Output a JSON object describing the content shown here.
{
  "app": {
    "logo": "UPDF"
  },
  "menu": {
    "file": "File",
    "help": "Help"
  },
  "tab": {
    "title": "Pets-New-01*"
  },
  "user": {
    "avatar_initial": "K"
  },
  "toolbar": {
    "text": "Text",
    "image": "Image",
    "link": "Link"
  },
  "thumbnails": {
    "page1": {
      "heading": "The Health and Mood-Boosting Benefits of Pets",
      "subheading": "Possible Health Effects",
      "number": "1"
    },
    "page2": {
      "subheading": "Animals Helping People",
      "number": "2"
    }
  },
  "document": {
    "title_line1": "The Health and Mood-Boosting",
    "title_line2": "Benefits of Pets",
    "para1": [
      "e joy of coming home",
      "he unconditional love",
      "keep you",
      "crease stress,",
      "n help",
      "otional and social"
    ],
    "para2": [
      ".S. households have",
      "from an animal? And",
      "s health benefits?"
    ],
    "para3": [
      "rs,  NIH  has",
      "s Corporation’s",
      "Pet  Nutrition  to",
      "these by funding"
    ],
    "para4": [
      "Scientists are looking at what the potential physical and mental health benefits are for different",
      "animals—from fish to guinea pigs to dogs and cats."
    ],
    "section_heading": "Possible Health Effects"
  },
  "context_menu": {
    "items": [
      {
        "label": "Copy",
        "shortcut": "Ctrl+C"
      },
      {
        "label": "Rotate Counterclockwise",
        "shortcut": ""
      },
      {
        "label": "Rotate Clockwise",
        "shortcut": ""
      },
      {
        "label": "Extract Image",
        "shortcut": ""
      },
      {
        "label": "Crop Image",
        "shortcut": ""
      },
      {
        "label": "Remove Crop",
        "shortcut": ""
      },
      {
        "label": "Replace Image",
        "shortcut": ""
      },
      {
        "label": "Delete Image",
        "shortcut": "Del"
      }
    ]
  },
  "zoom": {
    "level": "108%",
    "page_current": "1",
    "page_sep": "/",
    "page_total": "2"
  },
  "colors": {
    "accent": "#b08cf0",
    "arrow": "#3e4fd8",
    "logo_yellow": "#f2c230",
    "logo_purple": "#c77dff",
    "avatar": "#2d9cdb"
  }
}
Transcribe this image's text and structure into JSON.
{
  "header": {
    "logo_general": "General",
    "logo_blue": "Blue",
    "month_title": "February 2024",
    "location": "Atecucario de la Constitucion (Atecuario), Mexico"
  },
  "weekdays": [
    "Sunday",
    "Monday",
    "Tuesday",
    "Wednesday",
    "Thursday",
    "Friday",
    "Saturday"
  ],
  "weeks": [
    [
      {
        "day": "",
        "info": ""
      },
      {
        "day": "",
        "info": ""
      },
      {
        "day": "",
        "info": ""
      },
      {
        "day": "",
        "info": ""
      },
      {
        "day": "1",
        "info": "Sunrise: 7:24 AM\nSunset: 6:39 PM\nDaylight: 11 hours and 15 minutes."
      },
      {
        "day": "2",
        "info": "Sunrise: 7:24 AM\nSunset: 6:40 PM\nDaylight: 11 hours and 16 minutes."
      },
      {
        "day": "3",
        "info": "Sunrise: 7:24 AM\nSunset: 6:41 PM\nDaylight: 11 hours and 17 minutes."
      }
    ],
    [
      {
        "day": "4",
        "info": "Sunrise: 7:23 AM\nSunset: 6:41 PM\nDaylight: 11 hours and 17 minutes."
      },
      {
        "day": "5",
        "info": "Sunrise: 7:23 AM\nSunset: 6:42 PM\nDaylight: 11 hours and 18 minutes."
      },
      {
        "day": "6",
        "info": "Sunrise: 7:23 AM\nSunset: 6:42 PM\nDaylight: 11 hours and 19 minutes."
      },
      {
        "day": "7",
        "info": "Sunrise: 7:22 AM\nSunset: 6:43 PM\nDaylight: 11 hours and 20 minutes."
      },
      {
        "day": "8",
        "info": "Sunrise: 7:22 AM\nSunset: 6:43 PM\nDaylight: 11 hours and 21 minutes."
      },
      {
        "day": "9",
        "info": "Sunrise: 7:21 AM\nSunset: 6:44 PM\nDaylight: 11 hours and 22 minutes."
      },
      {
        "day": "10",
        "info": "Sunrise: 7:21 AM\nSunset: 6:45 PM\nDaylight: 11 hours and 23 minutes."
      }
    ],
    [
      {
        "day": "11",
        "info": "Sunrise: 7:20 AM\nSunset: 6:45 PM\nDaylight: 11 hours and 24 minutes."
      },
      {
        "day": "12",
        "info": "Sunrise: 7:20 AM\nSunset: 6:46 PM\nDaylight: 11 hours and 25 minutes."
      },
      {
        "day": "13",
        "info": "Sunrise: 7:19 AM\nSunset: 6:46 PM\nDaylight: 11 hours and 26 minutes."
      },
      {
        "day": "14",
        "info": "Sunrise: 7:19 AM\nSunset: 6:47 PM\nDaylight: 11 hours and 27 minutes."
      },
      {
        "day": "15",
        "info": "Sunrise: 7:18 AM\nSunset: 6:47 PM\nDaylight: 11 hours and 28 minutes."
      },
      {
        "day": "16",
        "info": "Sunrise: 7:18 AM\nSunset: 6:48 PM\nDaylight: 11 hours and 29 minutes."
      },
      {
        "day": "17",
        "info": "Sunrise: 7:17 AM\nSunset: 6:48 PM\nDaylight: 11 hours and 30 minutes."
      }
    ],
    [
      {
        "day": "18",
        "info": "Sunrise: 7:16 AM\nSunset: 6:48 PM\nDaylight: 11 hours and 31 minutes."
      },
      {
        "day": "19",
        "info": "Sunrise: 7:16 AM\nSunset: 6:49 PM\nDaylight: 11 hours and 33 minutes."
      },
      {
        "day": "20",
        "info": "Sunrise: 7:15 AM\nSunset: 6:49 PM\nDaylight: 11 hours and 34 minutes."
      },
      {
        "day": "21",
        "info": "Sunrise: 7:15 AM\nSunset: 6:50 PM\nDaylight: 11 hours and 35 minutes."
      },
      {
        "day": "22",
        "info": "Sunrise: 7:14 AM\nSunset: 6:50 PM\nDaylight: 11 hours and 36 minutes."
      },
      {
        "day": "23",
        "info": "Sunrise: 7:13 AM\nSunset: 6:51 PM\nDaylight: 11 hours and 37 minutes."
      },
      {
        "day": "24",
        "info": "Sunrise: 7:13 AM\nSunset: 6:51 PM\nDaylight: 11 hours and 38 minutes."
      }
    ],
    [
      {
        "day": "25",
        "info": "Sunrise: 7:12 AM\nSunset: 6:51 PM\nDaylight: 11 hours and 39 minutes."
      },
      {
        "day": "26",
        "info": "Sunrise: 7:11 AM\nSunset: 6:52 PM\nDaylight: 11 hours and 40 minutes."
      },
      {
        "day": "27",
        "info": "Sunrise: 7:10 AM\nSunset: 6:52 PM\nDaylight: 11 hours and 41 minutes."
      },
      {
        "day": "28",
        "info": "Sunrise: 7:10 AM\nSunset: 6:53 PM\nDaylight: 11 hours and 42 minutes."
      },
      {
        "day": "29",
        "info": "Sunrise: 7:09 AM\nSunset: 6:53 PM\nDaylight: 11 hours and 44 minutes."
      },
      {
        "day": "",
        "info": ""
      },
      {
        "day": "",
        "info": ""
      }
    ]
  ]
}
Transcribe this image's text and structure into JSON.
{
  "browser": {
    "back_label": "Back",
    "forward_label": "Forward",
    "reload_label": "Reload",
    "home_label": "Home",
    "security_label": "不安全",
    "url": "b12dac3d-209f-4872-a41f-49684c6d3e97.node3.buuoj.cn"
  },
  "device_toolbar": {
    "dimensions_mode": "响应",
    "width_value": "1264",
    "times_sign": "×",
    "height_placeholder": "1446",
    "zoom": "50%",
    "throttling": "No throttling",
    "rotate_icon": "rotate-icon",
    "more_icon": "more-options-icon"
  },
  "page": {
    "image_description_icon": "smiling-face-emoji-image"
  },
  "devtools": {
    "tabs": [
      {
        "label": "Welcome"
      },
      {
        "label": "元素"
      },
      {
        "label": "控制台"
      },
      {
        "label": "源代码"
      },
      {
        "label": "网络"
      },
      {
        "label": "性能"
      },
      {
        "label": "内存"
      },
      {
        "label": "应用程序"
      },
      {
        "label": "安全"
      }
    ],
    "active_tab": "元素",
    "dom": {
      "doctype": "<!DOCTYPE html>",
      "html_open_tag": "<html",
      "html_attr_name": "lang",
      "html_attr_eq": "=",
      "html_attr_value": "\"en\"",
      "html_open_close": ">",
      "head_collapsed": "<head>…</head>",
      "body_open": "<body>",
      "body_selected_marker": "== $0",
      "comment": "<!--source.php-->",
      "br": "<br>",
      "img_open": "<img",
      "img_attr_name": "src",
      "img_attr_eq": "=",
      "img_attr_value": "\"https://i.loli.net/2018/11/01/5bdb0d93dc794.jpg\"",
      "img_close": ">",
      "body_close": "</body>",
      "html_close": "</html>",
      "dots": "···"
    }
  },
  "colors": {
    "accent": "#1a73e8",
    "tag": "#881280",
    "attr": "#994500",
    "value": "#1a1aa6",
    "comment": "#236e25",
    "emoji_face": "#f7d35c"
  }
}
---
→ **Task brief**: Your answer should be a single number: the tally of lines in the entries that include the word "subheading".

→ **Answer below**: 2